BLACK SHEEP –A vintage western story by Will Jenkins /aka Murray Leinster with an introduction by one of his daughters.
Enough action to last an average man a lifetime is packed into the thirty-six hours, which contain the whole span of this book. Steve Galt, the black sheep of his family, returns to his home range to be held up and forcibly paid a money-belt full of gold-pieces in exchange for his boots. He finds a dead man, and convincing evidence that he himself is the murderer. He finds the dead man's daughter, the only person who will believe in his innocence. He finds his kin, his enemies, and his friends all dead, and a mob bringing dynamite to blow open the jail in which he takes temporary refuge.
With such happenings to start off with, it seems only reasonable that he should accept a deputy sheriff's appointment with orders to, "Go out an' let folks chase you. An' when they catch you—arrest 'em!"
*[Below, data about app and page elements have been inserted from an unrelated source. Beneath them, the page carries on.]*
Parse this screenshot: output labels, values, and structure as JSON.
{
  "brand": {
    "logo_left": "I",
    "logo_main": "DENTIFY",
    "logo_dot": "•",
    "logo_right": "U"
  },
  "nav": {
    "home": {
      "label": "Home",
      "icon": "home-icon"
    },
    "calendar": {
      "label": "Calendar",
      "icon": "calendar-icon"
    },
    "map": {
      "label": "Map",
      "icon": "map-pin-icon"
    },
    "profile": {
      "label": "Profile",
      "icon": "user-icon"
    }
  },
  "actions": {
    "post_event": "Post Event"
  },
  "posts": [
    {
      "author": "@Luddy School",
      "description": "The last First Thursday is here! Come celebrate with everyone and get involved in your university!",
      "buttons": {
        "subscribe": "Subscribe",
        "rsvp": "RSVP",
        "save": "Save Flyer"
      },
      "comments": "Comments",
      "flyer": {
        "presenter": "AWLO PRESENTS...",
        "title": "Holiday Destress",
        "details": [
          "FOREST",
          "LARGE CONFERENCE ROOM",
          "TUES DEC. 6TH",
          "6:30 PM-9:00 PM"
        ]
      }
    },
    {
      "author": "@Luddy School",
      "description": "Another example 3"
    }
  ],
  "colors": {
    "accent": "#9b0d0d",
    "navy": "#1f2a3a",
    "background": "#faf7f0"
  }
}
Officially a deputy sheriff, he is hunted as a murderer and he has to use the tactics of a rustler in order to accomplish his mission. When he has uncovered the remarkably simple system of theft, he has to rope and tie the men he selects as his posse. And he leads them to the place of combat tied to their saddles and disarmed lest they turn on him.
Brace yourself for a whirlwind climax as Steve rustles himself a new life and new reputation.
|Sold by:||Barnes & Noble|
|File size:||1 MB|
About the Author
Born in Norfolk, VA on June 16, 1896, Jenkins served with the Committee of Public Information and the United States Army (1917-1918) during World War I before becoming a free-lance writer. In 1921, he married Mary Mandola, and they had four daughters. He enjoyed tinkering and held two patents (#2727427 and #2727429, issued December 20, 1955) for devices for producing photographic effects.
As Murray Leinster, Jenkins was often known as “The Dean of Science Fiction” for his innovative writings and fascination with gadgetry. His short story “A Logic Named Joe” is generally regarded as the first fictional account of home computers and the Internet (published in 1946). He won the Liberty Award in 1937 for "A Very Nice Family," the 1956 Hugo Award for Best Novelette for "Exploration Team," and a retro-Hugo in 1996 for Best Novelette for "First Contact." With a writing career that spanned well over half of the 20th century, Jenkins earned many devoted readers as well as the respect of his fellow authors before his death in 1975.